After America spread west in the mid to late 1800s to the 1920s, nearly all long distance travel in the United States was done by rail. By 1929, there were nearly 65,000 railroad passenger cars in operation on over 250,000 miles of track. At this time, all passenger service was on private railroads.
As the popularity of the automobile increased through the 1930s and 1940s, passenger service diminished dramatically. With the construction of the National Highway System, service continued to fall as passengers more frequently traveled by car, bus, or airplane, all of which were heavily subsidized by the United States government leading to lower travel fairs.
The railroads realized that they could not compete with the automobile for cheap, convenient, and easy travel, so they went with luxury. In the 1930s, huge streamliners gained the public’s attention and admiration as the Pioneer Zephyr and Flying Yankee travelled the rails. Even with these amazing locomotives and continued improvement in passenger comfort, rail traffic continued to decline.
The rail industry saw a huge increase in passenger traffic during World War II. Due to troop movements and restrictions on automobile fuel, passenger service soared sixfold during the War. With all this new traffic, the railroads were able to upgrade their overworked and neglected fleets with fast and luxurious streamliners including the Super Chief and California Zephyr.
This resurgence was short-lived however. By 1946, there were 45% fewer passenger trains than in 1929. As passenger service declined, so did the profits. Nearly all passenger trains were operating on a loss, and by the mid 1950s, railroads claimed aggregate annual losses of more than $700 million on passenger service. At this time, the only thing keeping many of these passenger trains economically viable was the US Mail contract. This lasted until 1966, when the US Postal Service switched to trucks and airplanes. This proved to be the death bell of private passenger service in the United States.
Many railroads were requesting to terminate passenger service in the late 1960s. This was followed by several huge bankruptcies. The Pullman Company became insolvent in 1969, and the Penn Central followed in 1970.
In 1970, Congress passed the Rail Passenger Service Act. In this bill, the National Association of Railroad Passengers sought government funding to assure the continuation of passenger trains. This led to the formation of the National Railroad Passenger Corporation (NRPC), a hybrid public-private entity that would receive taxpayer funding and assume the operation of intercity passenger service. NRPC was originally known as Railpax, but shortly before starting operations, the name was changed to Amtrak.
According to the Rail Passenger Service Act, there were several key provisions that led to Amtrak taking on nearly all passenger service in the United States.
- Any railroad operating intercity passenger service could contract with the NRPC, thereby joining the national system.
- Participating railroads bought into the NRPC using a formula based on their recent intercity passenger losses.
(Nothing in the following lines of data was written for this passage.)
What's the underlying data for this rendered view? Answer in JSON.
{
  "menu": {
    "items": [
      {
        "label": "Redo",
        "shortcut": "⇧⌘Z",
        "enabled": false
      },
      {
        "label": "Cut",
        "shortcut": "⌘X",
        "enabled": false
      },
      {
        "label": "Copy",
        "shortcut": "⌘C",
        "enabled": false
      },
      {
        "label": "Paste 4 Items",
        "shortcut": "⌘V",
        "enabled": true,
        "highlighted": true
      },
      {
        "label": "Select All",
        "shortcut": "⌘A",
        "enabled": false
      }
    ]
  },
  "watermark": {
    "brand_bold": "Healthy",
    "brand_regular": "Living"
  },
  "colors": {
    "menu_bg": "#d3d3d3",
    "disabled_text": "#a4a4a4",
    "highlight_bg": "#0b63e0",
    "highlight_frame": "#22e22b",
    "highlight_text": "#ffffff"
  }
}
The purchase price could be satisfied either with cash or rolling stock.
- Any participating railroad was freed of the obligation to operate intercity passenger service after May 1, 1971, except for those services chosen by the Department of Transportation as part of a basic system of service and paid for by NRPC using federal funds.
- Railroads that chose not to join the NRPC system were required to continue operating their existing passenger service until 1975 and thenceforth had to pursue the customary ICC approval process for any discontinuance or alteration to the service.
Of the 26 railroads still offering intercity passenger service in 1970, only six declined to join Amtrak.